C of I professor creates community music ensemble

As Alison Moulton played the last note on her flute of Mendelssohn’s Italian Symphony, in the last concert of her college career, a wave of sadness crashed over her. She wasn’t choosing the path of a professional musician, and she knew the opportunity to play in a high-caliber orchestra post-college would be pretty slim.

But slim leaves room for hope to become reality.

Last fall, College of Idaho Choral Director Dr. Brent Wells formed the Treasure Valley Millennial Choirs and Orchestra (MCO)—a community organization which offers superb music training and professional performance opportunities to musicians of all ages and abilities. Moulton excitedly joined and relished the chance to once again perform in an orchestra setting, alongside those from all walks of life— business, agriculture, professional moms, etc.

“Just regular, normal people who love music,” said Moulton, who also serves as director of Caldwell Fine Arts at the C of I. “And they sound good.”

MCO was founded in Orange County, Calif., by two of Wells’ friends—brothers Brett and Brandon Stewart, whom he sang with in choirs during high school and college. The brothers developed the organization to bring in all ages, all faiths, with one voice and create top-notch opportunities for singers and instrumentalists to perform in the best concert halls.

“I see it as a need,” Wells said. “There are many great high school choral programs in the Treasure Valley and even some good adult singing opportunities, but I didn’t feel like there were any groups in southwest Idaho that said, ‘I want your whole family to be involved.’”

Performers from age four through adults, novice to amateur, all have the opportunity to learn and hone their music skills from top-notch conductors. While the adult choirs and orchestras are by audition, youth choirs are open to all.

MCO quickly gained popularity in California and spread to Arizona, Utah and Texas. It wasn’t long before the music community in the Treasure Valley wanted to form another branch. But the right conductor was needed. After the brothers found out Wells was teaching at the C of I, they reached out to him and asked if he would lead the group.

Already actively involved with the choral program and the music department at the College, why would Wells want to add another responsibility?

“One, that choir is a benefit to the community and a rising tide lifts all boats,” Wells said. “If we can improve the quality of music education in the Treasure Valley, that’s a win, and I’m all for that.”

Through word-of-mouth and a little advertising, Wells soon had musicians for the inaugural season. The group held its first performance this past Christmas at the Morrison Center in Boise. That’s when the musicians fully saw the vision that Wells and the MCO founders have known all along.

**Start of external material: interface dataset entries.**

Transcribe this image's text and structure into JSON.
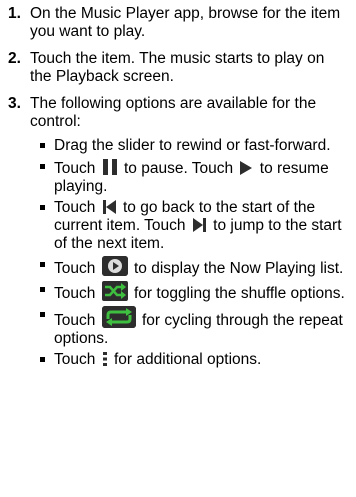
{
  "steps": [
    {
      "number": "1.",
      "text": "On the Music Player app, browse for the item you want to play."
    },
    {
      "number": "2.",
      "text": "Touch the item. The music starts to play on the Playback screen."
    },
    {
      "number": "3.",
      "text": "The following options are available for the control:"
    }
  ],
  "bullets": {
    "b1": {
      "text": "Drag the slider to rewind or fast-forward."
    },
    "b2": {
      "pre": "Touch",
      "mid": "to pause. Touch",
      "post": "to resume playing."
    },
    "b3": {
      "pre": "Touch",
      "mid": "to go back to the start of the current item. Touch",
      "post": "to jump to the start of the next item."
    },
    "b4": {
      "pre": "Touch",
      "post": "to display the Now Playing list."
    },
    "b5": {
      "pre": "Touch",
      "post": "for toggling the shuffle options."
    },
    "b6": {
      "pre": "Touch",
      "post": "for cycling through the repeat options."
    },
    "b7": {
      "pre": "Touch",
      "post": "for additional options."
    }
  },
  "icons": {
    "pause": "pause-icon",
    "play": "play-icon",
    "previous": "previous-track-icon",
    "next": "next-track-icon",
    "now_playing": "now-playing-list-icon",
    "shuffle": "shuffle-icon",
    "repeat": "repeat-icon",
    "menu": "menu-dots-icon"
  },
  "colors": {
    "icon_dark": "#2d2d2d",
    "icon_green": "#3fbf3f"
  }
}
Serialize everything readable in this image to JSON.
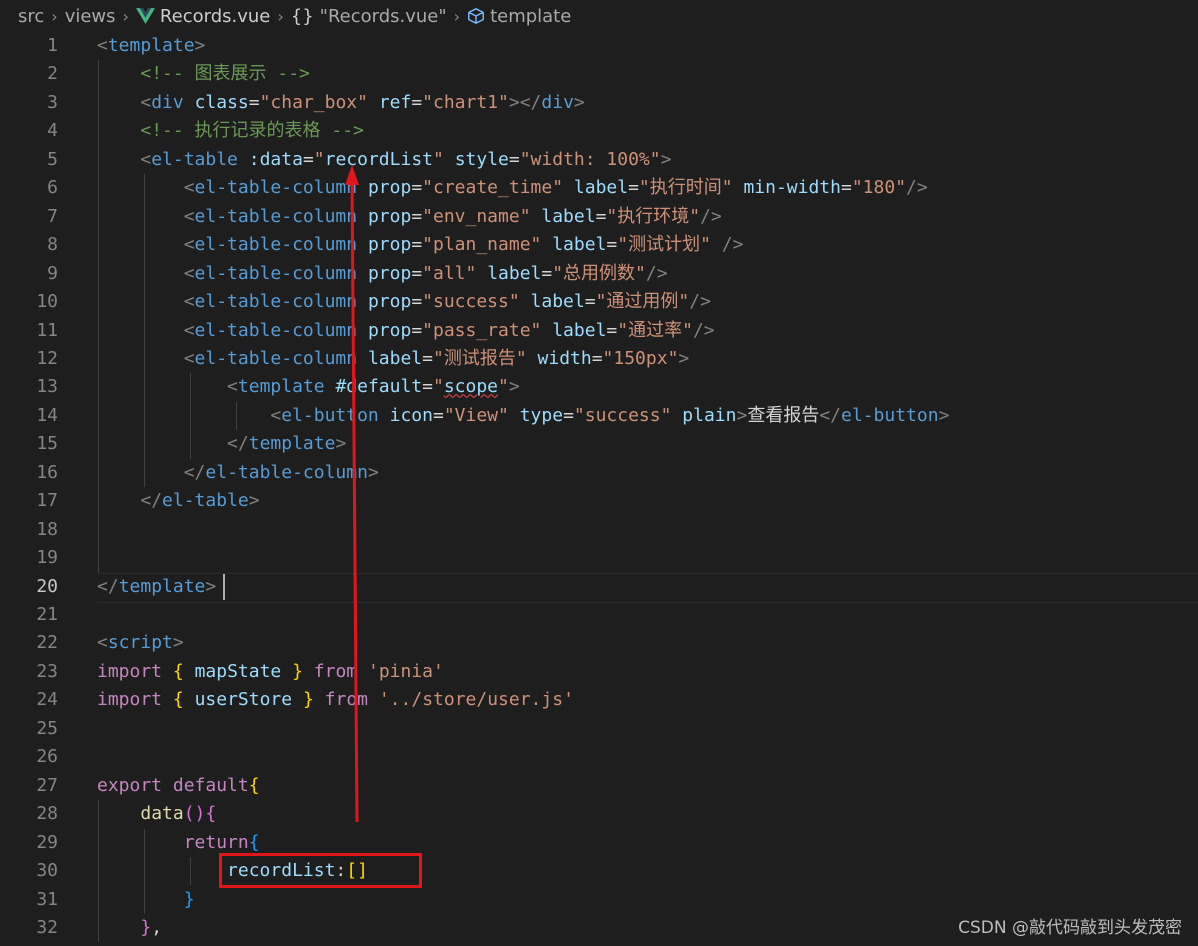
{
  "breadcrumb": {
    "items": [
      "src",
      "views",
      "Records.vue",
      "{}",
      "\"Records.vue\"",
      "template"
    ]
  },
  "editor": {
    "active_line": 20,
    "lines": [
      {
        "n": "1",
        "tokens": [
          [
            "t-punc",
            "<"
          ],
          [
            "t-tag",
            "template"
          ],
          [
            "t-punc",
            ">"
          ]
        ]
      },
      {
        "n": "2",
        "tokens": [
          [
            "t-plain",
            "    "
          ],
          [
            "t-com",
            "<!-- 图表展示 -->"
          ]
        ]
      },
      {
        "n": "3",
        "tokens": [
          [
            "t-plain",
            "    "
          ],
          [
            "t-punc",
            "<"
          ],
          [
            "t-tag",
            "div"
          ],
          [
            "t-plain",
            " "
          ],
          [
            "t-attr",
            "class"
          ],
          [
            "t-plain",
            "="
          ],
          [
            "t-str",
            "\"char_box\""
          ],
          [
            "t-plain",
            " "
          ],
          [
            "t-attr",
            "ref"
          ],
          [
            "t-plain",
            "="
          ],
          [
            "t-str",
            "\"chart1\""
          ],
          [
            "t-punc",
            "></"
          ],
          [
            "t-tag",
            "div"
          ],
          [
            "t-punc",
            ">"
          ]
        ]
      },
      {
        "n": "4",
        "tokens": [
          [
            "t-plain",
            "    "
          ],
          [
            "t-com",
            "<!-- 执行记录的表格 -->"
          ]
        ]
      },
      {
        "n": "5",
        "tokens": [
          [
            "t-plain",
            "    "
          ],
          [
            "t-punc",
            "<"
          ],
          [
            "t-tag",
            "el-table"
          ],
          [
            "t-plain",
            " "
          ],
          [
            "t-attr",
            ":data"
          ],
          [
            "t-plain",
            "="
          ],
          [
            "t-str",
            "\""
          ],
          [
            "t-attr",
            "recordList"
          ],
          [
            "t-str",
            "\""
          ],
          [
            "t-plain",
            " "
          ],
          [
            "t-attr",
            "style"
          ],
          [
            "t-plain",
            "="
          ],
          [
            "t-str",
            "\"width: 100%\""
          ],
          [
            "t-punc",
            ">"
          ]
        ]
      },
      {
        "n": "6",
        "tokens": [
          [
            "t-plain",
            "        "
          ],
          [
            "t-punc",
            "<"
          ],
          [
            "t-tag",
            "el-table-column"
          ],
          [
            "t-plain",
            " "
          ],
          [
            "t-attr",
            "prop"
          ],
          [
            "t-plain",
            "="
          ],
          [
            "t-str",
            "\"create_time\""
          ],
          [
            "t-plain",
            " "
          ],
          [
            "t-attr",
            "label"
          ],
          [
            "t-plain",
            "="
          ],
          [
            "t-str",
            "\"执行时间\""
          ],
          [
            "t-plain",
            " "
          ],
          [
            "t-attr",
            "min-width"
          ],
          [
            "t-plain",
            "="
          ],
          [
            "t-str",
            "\"180\""
          ],
          [
            "t-punc",
            "/>"
          ]
        ]
      },
      {
        "n": "7",
        "tokens": [
          [
            "t-plain",
            "        "
          ],
          [
            "t-punc",
            "<"
          ],
          [
            "t-tag",
            "el-table-column"
          ],
          [
            "t-plain",
            " "
          ],
          [
            "t-attr",
            "prop"
          ],
          [
            "t-plain",
            "="
          ],
          [
            "t-str",
            "\"env_name\""
          ],
          [
            "t-plain",
            " "
          ],
          [
            "t-attr",
            "label"
          ],
          [
            "t-plain",
            "="
          ],
          [
            "t-str",
            "\"执行环境\""
          ],
          [
            "t-punc",
            "/>"
          ]
        ]
      },
      {
        "n": "8",
        "tokens": [
          [
            "t-plain",
            "        "
          ],
          [
            "t-punc",
            "<"
          ],
          [
            "t-tag",
            "el-table-column"
          ],
          [
            "t-plain",
            " "
          ],
          [
            "t-attr",
            "prop"
          ],
          [
            "t-plain",
            "="
          ],
          [
            "t-str",
            "\"plan_name\""
          ],
          [
            "t-plain",
            " "
          ],
          [
            "t-attr",
            "label"
          ],
          [
            "t-plain",
            "="
          ],
          [
            "t-str",
            "\"测试计划\""
          ],
          [
            "t-plain",
            " "
          ],
          [
            "t-punc",
            "/>"
          ]
        ]
      },
      {
        "n": "9",
        "tokens": [
          [
            "t-plain",
            "        "
          ],
          [
            "t-punc",
            "<"
          ],
          [
            "t-tag",
            "el-table-column"
          ],
          [
            "t-plain",
            " "
          ],
          [
            "t-attr",
            "prop"
          ],
          [
            "t-plain",
            "="
          ],
          [
            "t-str",
            "\"all\""
          ],
          [
            "t-plain",
            " "
          ],
          [
            "t-attr",
            "label"
          ],
          [
            "t-plain",
            "="
          ],
          [
            "t-str",
            "\"总用例数\""
          ],
          [
            "t-punc",
            "/>"
          ]
        ]
      },
      {
        "n": "10",
        "tokens": [
          [
            "t-plain",
            "        "
          ],
          [
            "t-punc",
            "<"
          ],
          [
            "t-tag",
            "el-table-column"
          ],
          [
            "t-plain",
            " "
          ],
          [
            "t-attr",
            "prop"
          ],
          [
            "t-plain",
            "="
          ],
          [
            "t-str",
            "\"success\""
          ],
          [
            "t-plain",
            " "
          ],
          [
            "t-attr",
            "label"
          ],
          [
            "t-plain",
            "="
          ],
          [
            "t-str",
            "\"通过用例\""
          ],
          [
            "t-punc",
            "/>"
          ]
        ]
      },
      {
        "n": "11",
        "tokens": [
          [
            "t-plain",
            "        "
          ],
          [
            "t-punc",
            "<"
          ],
          [
            "t-tag",
            "el-table-column"
          ],
          [
            "t-plain",
            " "
          ],
          [
            "t-attr",
            "prop"
          ],
          [
            "t-plain",
            "="
          ],
          [
            "t-str",
            "\"pass_rate\""
          ],
          [
            "t-plain",
            " "
          ],
          [
            "t-attr",
            "label"
          ],
          [
            "t-plain",
            "="
          ],
          [
            "t-str",
            "\"通过率\""
          ],
          [
            "t-punc",
            "/>"
          ]
        ]
      },
      {
        "n": "12",
        "tokens": [
          [
            "t-plain",
            "        "
          ],
          [
            "t-punc",
            "<"
          ],
          [
            "t-tag",
            "el-table-column"
          ],
          [
            "t-plain",
            " "
          ],
          [
            "t-attr",
            "label"
          ],
          [
            "t-plain",
            "="
          ],
          [
            "t-str",
            "\"测试报告\""
          ],
          [
            "t-plain",
            " "
          ],
          [
            "t-attr",
            "width"
          ],
          [
            "t-plain",
            "="
          ],
          [
            "t-str",
            "\"150px\""
          ],
          [
            "t-punc",
            ">"
          ]
        ]
      },
      {
        "n": "13",
        "tokens": [
          [
            "t-plain",
            "            "
          ],
          [
            "t-punc",
            "<"
          ],
          [
            "t-tag",
            "template"
          ],
          [
            "t-plain",
            " "
          ],
          [
            "t-attr",
            "#default"
          ],
          [
            "t-plain",
            "="
          ],
          [
            "t-str",
            "\""
          ],
          [
            "t-attr",
            "scope",
            "squig"
          ],
          [
            "t-str",
            "\""
          ],
          [
            "t-punc",
            ">"
          ]
        ]
      },
      {
        "n": "14",
        "tokens": [
          [
            "t-plain",
            "                "
          ],
          [
            "t-punc",
            "<"
          ],
          [
            "t-tag",
            "el-button"
          ],
          [
            "t-plain",
            " "
          ],
          [
            "t-attr",
            "icon"
          ],
          [
            "t-plain",
            "="
          ],
          [
            "t-str",
            "\"View\""
          ],
          [
            "t-plain",
            " "
          ],
          [
            "t-attr",
            "type"
          ],
          [
            "t-plain",
            "="
          ],
          [
            "t-str",
            "\"success\""
          ],
          [
            "t-plain",
            " "
          ],
          [
            "t-attr",
            "plain"
          ],
          [
            "t-punc",
            ">"
          ],
          [
            "t-plain",
            "查看报告"
          ],
          [
            "t-punc",
            "</"
          ],
          [
            "t-tag",
            "el-button"
          ],
          [
            "t-punc",
            ">"
          ]
        ]
      },
      {
        "n": "15",
        "tokens": [
          [
            "t-plain",
            "            "
          ],
          [
            "t-punc",
            "</"
          ],
          [
            "t-tag",
            "template"
          ],
          [
            "t-punc",
            ">"
          ]
        ]
      },
      {
        "n": "16",
        "tokens": [
          [
            "t-plain",
            "        "
          ],
          [
            "t-punc",
            "</"
          ],
          [
            "t-tag",
            "el-table-column"
          ],
          [
            "t-punc",
            ">"
          ]
        ]
      },
      {
        "n": "17",
        "tokens": [
          [
            "t-plain",
            "    "
          ],
          [
            "t-punc",
            "</"
          ],
          [
            "t-tag",
            "el-table"
          ],
          [
            "t-punc",
            ">"
          ]
        ]
      },
      {
        "n": "18",
        "tokens": []
      },
      {
        "n": "19",
        "tokens": []
      },
      {
        "n": "20",
        "tokens": [
          [
            "t-punc",
            "</"
          ],
          [
            "t-tag",
            "template"
          ],
          [
            "t-punc",
            ">"
          ]
        ]
      },
      {
        "n": "21",
        "tokens": []
      },
      {
        "n": "22",
        "tokens": [
          [
            "t-punc",
            "<"
          ],
          [
            "t-tag",
            "script"
          ],
          [
            "t-punc",
            ">"
          ]
        ]
      },
      {
        "n": "23",
        "tokens": [
          [
            "t-kw",
            "import"
          ],
          [
            "t-plain",
            " "
          ],
          [
            "t-br1",
            "{"
          ],
          [
            "t-plain",
            " "
          ],
          [
            "t-attr",
            "mapState"
          ],
          [
            "t-plain",
            " "
          ],
          [
            "t-br1",
            "}"
          ],
          [
            "t-plain",
            " "
          ],
          [
            "t-kw",
            "from"
          ],
          [
            "t-plain",
            " "
          ],
          [
            "t-str",
            "'pinia'"
          ]
        ]
      },
      {
        "n": "24",
        "tokens": [
          [
            "t-kw",
            "import"
          ],
          [
            "t-plain",
            " "
          ],
          [
            "t-br1",
            "{"
          ],
          [
            "t-plain",
            " "
          ],
          [
            "t-attr",
            "userStore"
          ],
          [
            "t-plain",
            " "
          ],
          [
            "t-br1",
            "}"
          ],
          [
            "t-plain",
            " "
          ],
          [
            "t-kw",
            "from"
          ],
          [
            "t-plain",
            " "
          ],
          [
            "t-str",
            "'../store/user.js'"
          ]
        ]
      },
      {
        "n": "25",
        "tokens": []
      },
      {
        "n": "26",
        "tokens": []
      },
      {
        "n": "27",
        "tokens": [
          [
            "t-kw",
            "export"
          ],
          [
            "t-plain",
            " "
          ],
          [
            "t-kw",
            "default"
          ],
          [
            "t-br1",
            "{"
          ]
        ]
      },
      {
        "n": "28",
        "tokens": [
          [
            "t-plain",
            "    "
          ],
          [
            "t-fn",
            "data"
          ],
          [
            "t-br2",
            "()"
          ],
          [
            "t-br2",
            "{"
          ]
        ]
      },
      {
        "n": "29",
        "tokens": [
          [
            "t-plain",
            "        "
          ],
          [
            "t-kw",
            "return"
          ],
          [
            "t-br3",
            "{"
          ]
        ]
      },
      {
        "n": "30",
        "tokens": [
          [
            "t-plain",
            "            "
          ],
          [
            "t-attr",
            "recordList"
          ],
          [
            "t-plain",
            ":"
          ],
          [
            "t-br1",
            "[]"
          ]
        ]
      },
      {
        "n": "31",
        "tokens": [
          [
            "t-plain",
            "        "
          ],
          [
            "t-br3",
            "}"
          ]
        ]
      },
      {
        "n": "32",
        "tokens": [
          [
            "t-plain",
            "    "
          ],
          [
            "t-br2",
            "}"
          ],
          [
            "t-plain",
            ","
          ]
        ]
      }
    ]
  },
  "annotations": {
    "arrow_color": "#e0161b",
    "box_color": "#e0161b"
  },
  "watermark": "CSDN @敲代码敲到头发茂密"
}
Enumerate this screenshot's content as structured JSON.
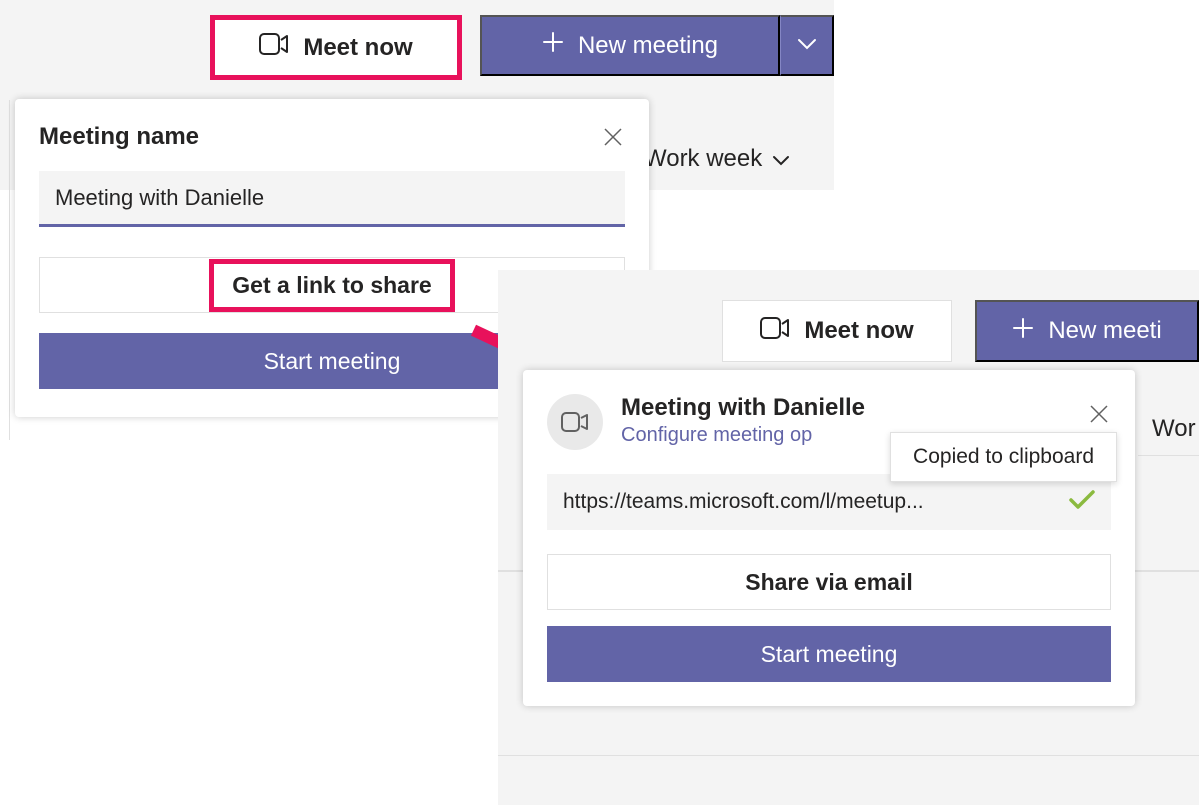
{
  "panel1": {
    "meet_now": "Meet now",
    "new_meeting": "New meeting",
    "work_week": "Work week"
  },
  "popup1": {
    "title": "Meeting name",
    "input_value": "Meeting with Danielle",
    "get_link": "Get a link to share",
    "start_meeting": "Start meeting"
  },
  "panel2": {
    "meet_now": "Meet now",
    "new_meeting": "New meeti",
    "work_week": "Wor"
  },
  "popup2": {
    "title": "Meeting with Danielle",
    "subtitle": "Configure meeting op",
    "tooltip": "Copied to clipboard",
    "link": "https://teams.microsoft.com/l/meetup...",
    "share_email": "Share via email",
    "start_meeting": "Start meeting"
  }
}
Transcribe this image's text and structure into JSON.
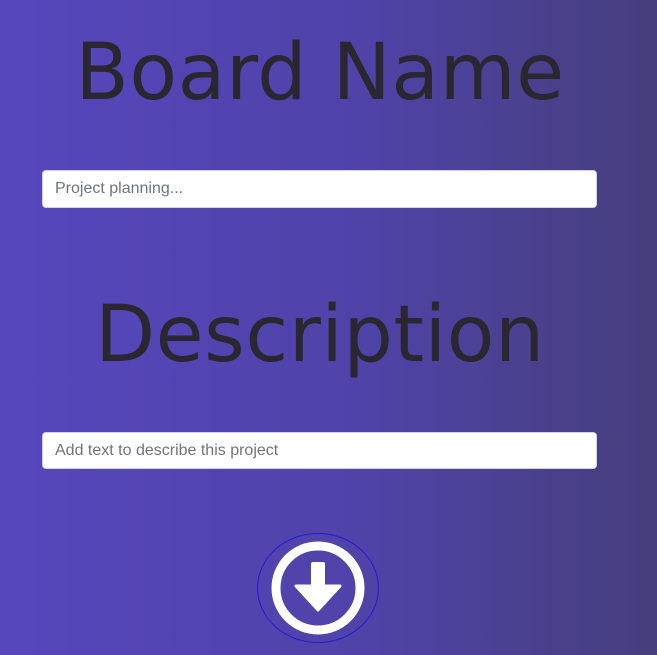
{
  "form": {
    "board_heading": "Board Name",
    "board_placeholder": "Project planning...",
    "board_value": "",
    "description_heading": "Description",
    "description_placeholder": "Add text to describe this project",
    "description_value": "",
    "submit_icon": "arrow-down-circle-icon"
  },
  "colors": {
    "background_start": "#5647bd",
    "background_end": "#463f7c",
    "heading_text": "#2a2730",
    "icon": "#ffffff",
    "button_outline": "#2a18d6"
  }
}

“There is something that is really magnificent about a large group of people, with the same heart, performing together,” Moulton said.

“I’ll do it until they kick me out.”

Rehearsals for the spring season have already started, as the Treasure Valley MCO prepares to perform once more at the Morrison Center on May 20. After that, the choirs and orchestras from all five states will travel to Washington, D.C. for a combined concert and to record an album.

For more information about the Treasure Valley Millennial Choirs and Orchestras, click here, or email Professor Wells at [email protected].

The College of Idaho has a 125-year-old legacy of excellence. The C of I is known for its outstanding academic programs, winning athletics tradition and history of producing successful graduates, including seven Rhodes Scholars, three governors, four NFL players and countless business leaders and innovators. Its distinctive PEAK Curriculum challenges students to attain competency in the four knowledge peaks of humanities, natural sciences, social sciences and a professional field—empowering them to earn a major and three minors in four years. The College’s close-knit, residential campus is located in Caldwell, where its proximity both to Boise and to the world-class outdoor activities of southwest Idaho’s mountains and rivers offers unique opportunities for learning beyond the classroom.  For more information, visit